A couple of other analysts wrote recently that the one thing that's a little different in the case of Target is that the company has its customer loyalty program tied to its own branded credit and debit cards, called REDcards. So the hackers victimized some of Target’s best customers.
But this data theft would only be a significant story for investors if fallout from it would be enough to bring down estimates of earnings and sales growth for 2014 and 2015. As it stands right now, the thinking appears to be that the damage will be largely contained in this year’s fourth quarter.
It’s worth noting that even if the data breach is perceived as more hassle than substantive problem, it’s still not that easy to find analysts who are enthusiastically recommending the stock or who saw the dip in share price after the news broke as a wonderful buying opportunity. Landes said it's wiser to steer clear of Target's stock.
Target still has all of the same challenges it had before the theft. Its expansion into Canada is still a work in progress, and the company has yet to show it can end a recent streak of quarters with declining customer traffic in U.S. stores.
It’s been a particularly interesting week for Bitcoin, the popular virtual currency that is stateless and anonymous, and thus nearly perfect for all sorts of “commerce” on the Internet that people don’t want to run through a PayPal account.
First, even by the standards in Bitcoin trading it was a wild ride this past week, with one Bitcoin trading in a range of $340 to $1,240 just this last week. Those prone to airsickness probably shouldn’t hold any Bitcoin.
Then, the Norwegian government became just the latest to declare that a Bitcoin isn’t money.
The European Banking Authority ended the week by issuing what was effectively a blanket warning, citing the wild fluctuations in price, the danger that the so-called digital wallet could get hacked and the complete absence of legal protections for users.

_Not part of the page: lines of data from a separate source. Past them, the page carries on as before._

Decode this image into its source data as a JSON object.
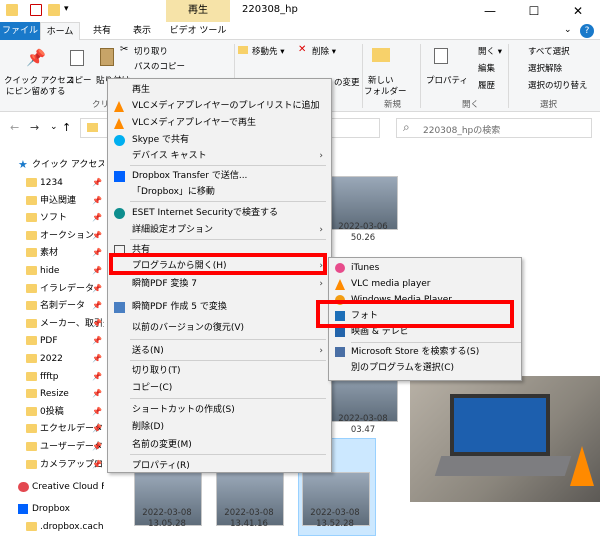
{
  "window": {
    "title": "220308_hp",
    "contextual_tab": "再生",
    "minimize": "—",
    "maximize": "☐",
    "close": "✕"
  },
  "ribbon_tabs": {
    "file": "ファイル",
    "home": "ホーム",
    "share": "共有",
    "view": "表示",
    "video_tools": "ビデオ ツール",
    "help": "?"
  },
  "ribbon": {
    "quick_access_1": "クイック アクセス",
    "quick_access_2": "にピン留めする",
    "copy": "コピー",
    "paste": "貼り付け",
    "cut": "切り取り",
    "copy_path": "パスのコピー",
    "clipboard_group": "クリ",
    "move_to": "移動先 ▾",
    "delete": "削除 ▾",
    "rename": "の変更",
    "new_folder_1": "新しい",
    "new_folder_2": "フォルダー",
    "new_group": "新規",
    "properties": "プロパティ",
    "open": "開く ▾",
    "edit": "編集",
    "history": "履歴",
    "open_group": "開く",
    "select_all": "すべて選択",
    "select_none": "選択解除",
    "invert_selection": "選択の切り替え",
    "select_group": "選択"
  },
  "address": {
    "back": "←",
    "forward": "→",
    "search_placeholder": "220308_hpの検索",
    "search_icon": "⌕"
  },
  "nav": {
    "quick_access": "クイック アクセス",
    "items": [
      "1234",
      "申込関連",
      "ソフト",
      "オークション",
      "素材",
      "hide",
      "イラレデータ",
      "名刺データ",
      "メーカー、取引先",
      "PDF",
      "2022",
      "ffftp",
      "Resize",
      "0投稿",
      "エクセルデータ",
      "ユーザーデータ",
      "カメラアップロード"
    ],
    "creative_cloud": "Creative Cloud Files",
    "dropbox": "Dropbox",
    "dropbox_cache": ".dropbox.cache"
  },
  "thumbnails": [
    {
      "date": "2022-03-06",
      "time": "50.26"
    },
    {
      "date": "2022-03-08",
      "time": "03.47"
    },
    {
      "date": "2022-03-08",
      "time": "13.05.28"
    },
    {
      "date": "2022-03-08",
      "time": "13.41.16"
    },
    {
      "date": "2022-03-08",
      "time": "13.52.28"
    }
  ],
  "context_menu": {
    "items": [
      {
        "label": "再生",
        "icon": "none",
        "arrow": ""
      },
      {
        "label": "VLCメディアプレイヤーのプレイリストに追加",
        "icon": "vlc-cone",
        "arrow": ""
      },
      {
        "label": "VLCメディアプレイヤーで再生",
        "icon": "vlc-cone",
        "arrow": ""
      },
      {
        "label": "Skype で共有",
        "icon": "skype",
        "arrow": ""
      },
      {
        "label": "デバイス キャスト",
        "icon": "none",
        "arrow": "›"
      },
      {
        "label": "Dropbox Transfer で送信...",
        "icon": "dropbox",
        "arrow": ""
      },
      {
        "label": "「Dropbox」に移動",
        "icon": "none",
        "arrow": ""
      },
      {
        "label": "ESET Internet Securityで検査する",
        "icon": "eset",
        "arrow": ""
      },
      {
        "label": "詳細設定オプション",
        "icon": "none",
        "arrow": "›"
      },
      {
        "label": "共有",
        "icon": "share",
        "arrow": ""
      },
      {
        "label": "プログラムから開く(H)",
        "icon": "none",
        "arrow": "›"
      },
      {
        "label": "瞬簡PDF 変換 7",
        "icon": "none",
        "arrow": "›"
      },
      {
        "label": "瞬簡PDF 作成 5 で変換",
        "icon": "pdf",
        "arrow": ""
      },
      {
        "label": "以前のバージョンの復元(V)",
        "icon": "none",
        "arrow": ""
      },
      {
        "label": "送る(N)",
        "icon": "none",
        "arrow": "›"
      },
      {
        "label": "切り取り(T)",
        "icon": "none",
        "arrow": ""
      },
      {
        "label": "コピー(C)",
        "icon": "none",
        "arrow": ""
      },
      {
        "label": "ショートカットの作成(S)",
        "icon": "none",
        "arrow": ""
      },
      {
        "label": "削除(D)",
        "icon": "none",
        "arrow": ""
      },
      {
        "label": "名前の変更(M)",
        "icon": "none",
        "arrow": ""
      },
      {
        "label": "プロパティ(R)",
        "icon": "none",
        "arrow": ""
      }
    ]
  },
  "submenu": {
    "items": [
      {
        "label": "iTunes",
        "icon": "itunes"
      },
      {
        "label": "VLC media player",
        "icon": "vlc-cone"
      },
      {
        "label": "Windows Media Player",
        "icon": "wmp"
      },
      {
        "label": "フォト",
        "icon": "photos"
      },
      {
        "label": "映画 & テレビ",
        "icon": "movies"
      },
      {
        "label": "Microsoft Store を検索する(S)",
        "icon": "store"
      },
      {
        "label": "別のプログラムを選択(C)",
        "icon": "none"
      }
    ]
  },
  "colors": {
    "file_tab": "#1979ca",
    "contextual_tab": "#f6e3a8",
    "highlight": "#ff0000",
    "menu_bg": "#f2f2f2",
    "vlc": "#ff8a00"
  }
}
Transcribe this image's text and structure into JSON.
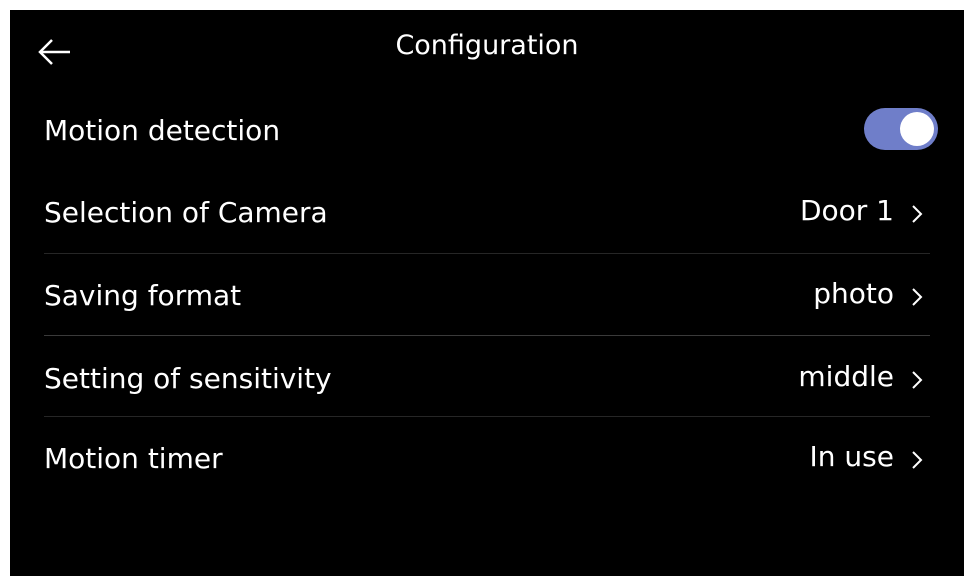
{
  "header": {
    "title": "Configuration",
    "back_icon": "back-arrow-icon"
  },
  "settings": [
    {
      "label": "Motion detection",
      "control": "toggle",
      "toggle_on": true
    },
    {
      "label": "Selection of Camera",
      "value": "Door 1"
    },
    {
      "label": "Saving format",
      "value": "photo"
    },
    {
      "label": "Setting of sensitivity",
      "value": "middle"
    },
    {
      "label": "Motion timer",
      "value": "In use"
    }
  ],
  "colors": {
    "background": "#000000",
    "toggle_on": "#6f7ec9",
    "text": "#ffffff"
  }
}
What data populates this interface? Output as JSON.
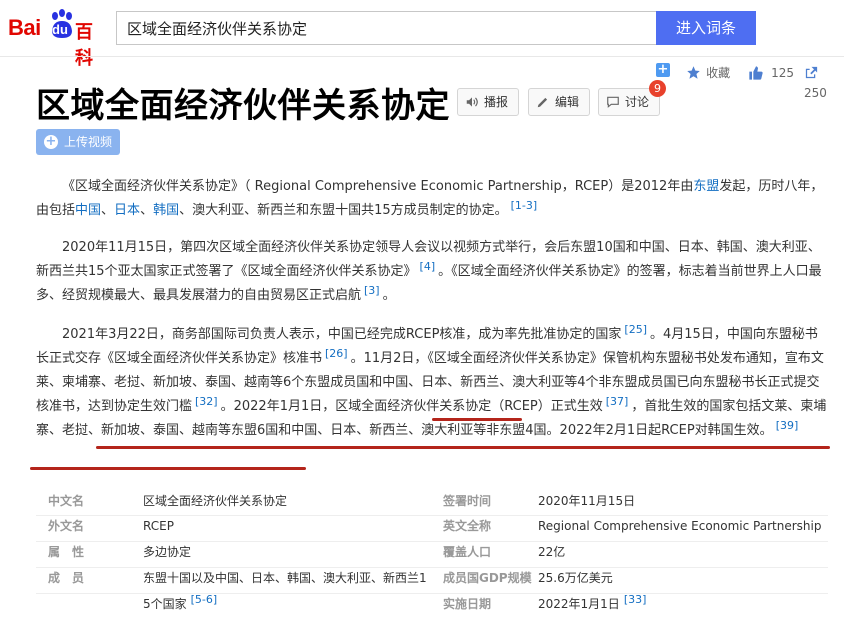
{
  "header": {
    "logo_text": "Bai",
    "logo_du": "du",
    "logo_baike": "百科",
    "search_value": "区域全面经济伙伴关系协定",
    "search_button": "进入词条"
  },
  "actions": {
    "collect": "收藏",
    "like_count": "125",
    "share_count": "250"
  },
  "title": "区域全面经济伙伴关系协定",
  "tools": {
    "broadcast": "播报",
    "edit": "编辑",
    "discuss": "讨论",
    "discuss_badge": "9"
  },
  "upload_label": "上传视频",
  "paragraphs": {
    "p1": {
      "t1": "《区域全面经济伙伴关系协定》（ Regional Comprehensive Economic Partnership，RCEP）是2012年由",
      "asean": "东盟",
      "t2": "发起，历时八年，由包括",
      "china": "中国",
      "sep1": "、",
      "japan": "日本",
      "sep2": "、",
      "korea": "韩国",
      "t3": "、澳大利亚、新西兰和东盟十国共15方成员制定的协定。",
      "ref": "[1-3]"
    },
    "p2": {
      "t1": "2020年11月15日，第四次区域全面经济伙伴关系协定领导人会议以视频方式举行，会后东盟10国和中国、日本、韩国、澳大利亚、新西兰共15个亚太国家正式签署了《区域全面经济伙伴关系协定》",
      "ref1": "[4]",
      "t2": "。《区域全面经济伙伴关系协定》的签署，标志着当前世界上人口最多、经贸规模最大、最具发展潜力的自由贸易区正式启航",
      "ref2": "[3]",
      "t3": "。"
    },
    "p3": {
      "t1": "2021年3月22日，商务部国际司负责人表示，中国已经完成RCEP核准，成为率先批准协定的国家",
      "ref1": "[25]",
      "t2": "。4月15日，中国向东盟秘书长正式交存《区域全面经济伙伴关系协定》核准书",
      "ref2": "[26]",
      "t3": "。11月2日，《区域全面经济伙伴关系协定》保管机构东盟秘书处发布通知，宣布文莱、柬埔寨、老挝、新加坡、泰国、越南等6个东盟成员国和中国、日本、新西兰、澳大利亚等4个非东盟成员国已向东盟秘书长正式提交核准书，达到协定生效门槛",
      "ref3": "[32]",
      "t4": "。2022年1月1日，区域全面经济伙伴关系协定（RCEP）正式生效",
      "ref4": "[37]",
      "t5": "，首批生效的国家包括文莱、柬埔寨、老挝、新加坡、泰国、越南等东盟6国和中国、日本、新西兰、澳大利亚等非东盟4国。2022年2月1日起RCEP对韩国生效。",
      "ref5": "[39]"
    }
  },
  "info": {
    "r1": {
      "l1": "中文名",
      "v1": "区域全面经济伙伴关系协定",
      "l2": "签署时间",
      "v2": "2020年11月15日"
    },
    "r2": {
      "l1": "外文名",
      "v1": "RCEP",
      "l2": "英文全称",
      "v2": "Regional Comprehensive Economic Partnership"
    },
    "r3": {
      "l1": "属　性",
      "v1": "多边协定",
      "l2": "覆盖人口",
      "v2": "22亿"
    },
    "r4": {
      "l1": "成　员",
      "v1": "东盟十国以及中国、日本、韩国、澳大利亚、新西兰1",
      "v1b": "5个国家",
      "v1ref": "[5-6]",
      "l2": "成员国GDP规模",
      "v2": "25.6万亿美元"
    },
    "r5": {
      "l2": "实施日期",
      "v2": "2022年1月1日",
      "v2ref": "[33]"
    }
  },
  "colors": {
    "brand_red": "#e10601",
    "search_blue": "#4e6ef2",
    "link_blue": "#136ec2",
    "annotation_red": "#b4251b"
  }
}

It’s not even clear that if an owner gets all of his Bitcoins stolen that there would be any way to show that a crime had been committed.
Fidelity Investments, the big mutual fund company, also took steps this week to block investments out of clients’ IRAs into a Bitcoin investment trust.
For Bitcoin enthusiasts, these are the pronouncements of people who just don’t understand. The appeal of Bitcoin is that it’s stateless, anonymous, and beyond the reach of mutual fund managers, regulators and central bankers, who back in 2008 didn’t impress anyone with their competence, anyway.
So the Bitcoin craze continues, with even a firm in Sweden opening this past week what it called the world’s first Bitcoin automated teller machine.
Many enthusiasts gathered earlier in the week in Las Vegas for a conference called “Inside Bitcoins: The Future of Virtual Currency.” One reporter who attended said it had to feel of an old-time religion revival meeting.
There were whoops and shout-outs when one of the speakers said that Bitcoin was going to be the single biggest category for 2014 venture capital investment.
The venture firm Andreessen Horowitz punctuated that point this past week with news that it had led a $25 million Series B investment in San Francisco-based Coinbase, which is thought to be the largest-ever venture investment in a Bitcoin-related company.
My view continues to be that new forms of payment systems will evolve and become broadly accepted, but that Bitcoin is today mostly a pseudo-asset that has somehow captured the fancy of speculators. And like most speculative fads, this speculation will abruptly end one day with plenty of speculators painfully impaled on their Bitcoin wallets.
Perhaps what was most striking about coverage of the conference in Vegas was the simple observation of a USA Today reporter that the audience consisted almost exclusively of men.
Women, it seems, are once again proving that they are shrewder financial managers than the guys.